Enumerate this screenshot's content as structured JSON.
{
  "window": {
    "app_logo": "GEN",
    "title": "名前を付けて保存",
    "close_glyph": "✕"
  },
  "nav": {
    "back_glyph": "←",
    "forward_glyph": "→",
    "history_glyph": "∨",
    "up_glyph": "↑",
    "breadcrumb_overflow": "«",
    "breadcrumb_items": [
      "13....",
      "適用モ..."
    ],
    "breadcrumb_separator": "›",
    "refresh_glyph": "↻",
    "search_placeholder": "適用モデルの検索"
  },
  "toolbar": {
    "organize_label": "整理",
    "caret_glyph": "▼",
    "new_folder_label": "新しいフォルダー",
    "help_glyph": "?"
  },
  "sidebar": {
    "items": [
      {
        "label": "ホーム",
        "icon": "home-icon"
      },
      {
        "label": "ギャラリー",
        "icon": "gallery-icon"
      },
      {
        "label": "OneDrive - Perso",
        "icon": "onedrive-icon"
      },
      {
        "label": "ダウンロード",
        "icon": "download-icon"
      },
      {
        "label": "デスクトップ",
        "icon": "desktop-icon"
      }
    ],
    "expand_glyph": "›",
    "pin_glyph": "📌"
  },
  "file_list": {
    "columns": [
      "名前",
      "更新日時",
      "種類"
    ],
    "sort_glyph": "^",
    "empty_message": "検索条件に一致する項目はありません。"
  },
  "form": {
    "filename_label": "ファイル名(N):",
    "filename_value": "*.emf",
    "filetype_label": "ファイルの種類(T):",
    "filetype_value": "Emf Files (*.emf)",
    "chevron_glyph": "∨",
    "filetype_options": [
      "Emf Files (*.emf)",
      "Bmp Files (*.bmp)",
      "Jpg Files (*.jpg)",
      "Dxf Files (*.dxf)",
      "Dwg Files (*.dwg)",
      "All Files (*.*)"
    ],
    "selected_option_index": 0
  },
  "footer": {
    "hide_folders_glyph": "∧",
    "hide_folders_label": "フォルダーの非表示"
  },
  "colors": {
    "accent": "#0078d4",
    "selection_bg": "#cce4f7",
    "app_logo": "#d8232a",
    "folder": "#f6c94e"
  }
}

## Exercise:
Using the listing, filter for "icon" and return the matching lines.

## Result of the task:
        "icon": "home-icon"
        "icon": "gallery-icon"
        "icon": "onedrive-icon"
        "icon": "download-icon"
        "icon": "desktop-icon"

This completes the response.